Euthanasia is legal in Belgium.

Vervoort, 40, competed in wheelchair racing with an incurable, degenerative spinal disease that limited her to 10 minutes of sleep on some nights.

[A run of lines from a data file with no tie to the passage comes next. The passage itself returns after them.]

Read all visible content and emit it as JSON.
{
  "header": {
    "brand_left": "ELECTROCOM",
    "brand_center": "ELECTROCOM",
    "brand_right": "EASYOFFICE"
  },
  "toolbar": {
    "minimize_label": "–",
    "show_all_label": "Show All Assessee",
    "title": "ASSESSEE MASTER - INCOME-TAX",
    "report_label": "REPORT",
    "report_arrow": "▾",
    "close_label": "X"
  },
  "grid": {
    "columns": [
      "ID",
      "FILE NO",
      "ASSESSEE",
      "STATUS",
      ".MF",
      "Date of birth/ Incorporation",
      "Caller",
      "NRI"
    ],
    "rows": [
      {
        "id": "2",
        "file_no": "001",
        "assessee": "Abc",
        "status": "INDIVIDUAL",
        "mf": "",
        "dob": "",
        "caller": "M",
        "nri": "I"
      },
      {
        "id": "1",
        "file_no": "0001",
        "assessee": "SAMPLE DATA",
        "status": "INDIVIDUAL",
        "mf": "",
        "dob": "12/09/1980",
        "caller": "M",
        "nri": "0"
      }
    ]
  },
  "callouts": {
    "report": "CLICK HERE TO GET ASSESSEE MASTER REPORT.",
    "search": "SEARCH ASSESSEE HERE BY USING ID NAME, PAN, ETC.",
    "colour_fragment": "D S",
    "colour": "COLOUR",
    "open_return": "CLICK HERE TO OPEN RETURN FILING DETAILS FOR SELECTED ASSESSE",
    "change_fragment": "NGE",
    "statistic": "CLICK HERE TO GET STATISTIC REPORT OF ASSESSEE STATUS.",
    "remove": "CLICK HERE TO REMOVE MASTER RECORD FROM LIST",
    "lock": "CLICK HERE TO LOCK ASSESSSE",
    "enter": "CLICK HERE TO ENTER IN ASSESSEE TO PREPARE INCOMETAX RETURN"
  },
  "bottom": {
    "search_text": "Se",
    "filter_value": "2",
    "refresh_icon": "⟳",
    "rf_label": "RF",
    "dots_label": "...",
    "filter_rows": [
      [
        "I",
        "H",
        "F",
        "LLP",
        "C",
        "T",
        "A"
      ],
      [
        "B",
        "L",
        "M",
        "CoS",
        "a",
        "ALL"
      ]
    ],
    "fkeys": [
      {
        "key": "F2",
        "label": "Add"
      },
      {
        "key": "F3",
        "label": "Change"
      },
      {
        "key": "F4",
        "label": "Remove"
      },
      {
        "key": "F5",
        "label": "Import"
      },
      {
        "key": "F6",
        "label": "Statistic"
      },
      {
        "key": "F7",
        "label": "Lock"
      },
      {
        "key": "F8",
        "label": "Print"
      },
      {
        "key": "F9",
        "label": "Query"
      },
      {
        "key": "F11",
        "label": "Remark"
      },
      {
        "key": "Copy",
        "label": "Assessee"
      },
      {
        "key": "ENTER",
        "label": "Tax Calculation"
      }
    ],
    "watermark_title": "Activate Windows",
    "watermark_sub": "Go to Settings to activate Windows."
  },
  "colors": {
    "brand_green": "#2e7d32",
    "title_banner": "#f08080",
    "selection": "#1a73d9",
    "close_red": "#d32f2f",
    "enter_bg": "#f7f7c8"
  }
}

She earned four Paralympic medals between 2012 and 2016, including 100m gold at the London Games.

Back in 2016, Belgian newspapers reported Vervoort intended to kill herself after the Paralympics ended, which she refuted at the Games.

Vervoort said then that if she didn’t have the euthanasia papers, she would have committed suicide years ago.

“You can go in peace when the time comes,” she told NBC Sports’ Lewis Johnson in Rio. “I don’t want to live like a plant that I need day-in, day-out and during all night that I need all the time somebody with me to help me.”

The Associated Press contributed to this report.